A powerful thunderstorm dropped a half inch of rain in 15 minutes and nearly an inch in the hour between 3:00 and 4:00 p.m. on the afternoon of the 13th. This caused flash flooding in the steep terrain alongside the Payette River. The flash flooding triggered mudslides along a stretch of Highway 17 from 2 miles East of Banks to 8 miles East of Banks. Highway 17 was closed for 20 hours. A second area of mudslides located 2 miles North of Banks closed Highway 55 overnight . Some vehicles were trapped between mudslides but no one was injured. Cost of clearing this slide (and a slide three days later) was estimated at $500K.

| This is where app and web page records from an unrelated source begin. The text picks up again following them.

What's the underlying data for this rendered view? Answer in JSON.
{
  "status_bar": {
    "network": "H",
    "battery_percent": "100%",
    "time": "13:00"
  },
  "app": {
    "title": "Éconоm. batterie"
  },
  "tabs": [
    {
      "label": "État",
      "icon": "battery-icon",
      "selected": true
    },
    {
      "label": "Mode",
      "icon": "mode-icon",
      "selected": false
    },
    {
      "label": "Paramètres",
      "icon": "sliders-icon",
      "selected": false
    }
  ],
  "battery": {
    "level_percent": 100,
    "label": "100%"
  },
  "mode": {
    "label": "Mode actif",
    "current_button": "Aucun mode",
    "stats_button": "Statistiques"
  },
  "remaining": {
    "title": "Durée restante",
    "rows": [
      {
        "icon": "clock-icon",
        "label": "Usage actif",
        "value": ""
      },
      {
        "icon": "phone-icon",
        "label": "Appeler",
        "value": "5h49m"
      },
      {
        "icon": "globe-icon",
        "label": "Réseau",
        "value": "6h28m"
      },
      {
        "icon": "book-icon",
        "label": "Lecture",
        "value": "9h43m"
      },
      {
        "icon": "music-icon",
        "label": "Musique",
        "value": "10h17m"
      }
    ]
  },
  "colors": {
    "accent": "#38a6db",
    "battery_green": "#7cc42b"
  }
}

The “Gutter”The gutter is also known as the fish ladder. Located in the middle of Horseshoe Bend, this feature has become the afternoon playground for hordes of play boaters from Boise. Originally desinged to accommodate a river diversion for the Horseshoe Bend Hydroelcectic project, it was built with boaters in mind. On weekends and late weekday afternoons you can expect to see at least a few groups of paddlers enjoying the late summer sunlight and warmth. Often, local kayak shops have weekly boat demos and BBQ’s.

This is by no means the “History of the Payette”. If you would like a story or section added, please email the webmaster. We will be constantly updating this page so check back soon!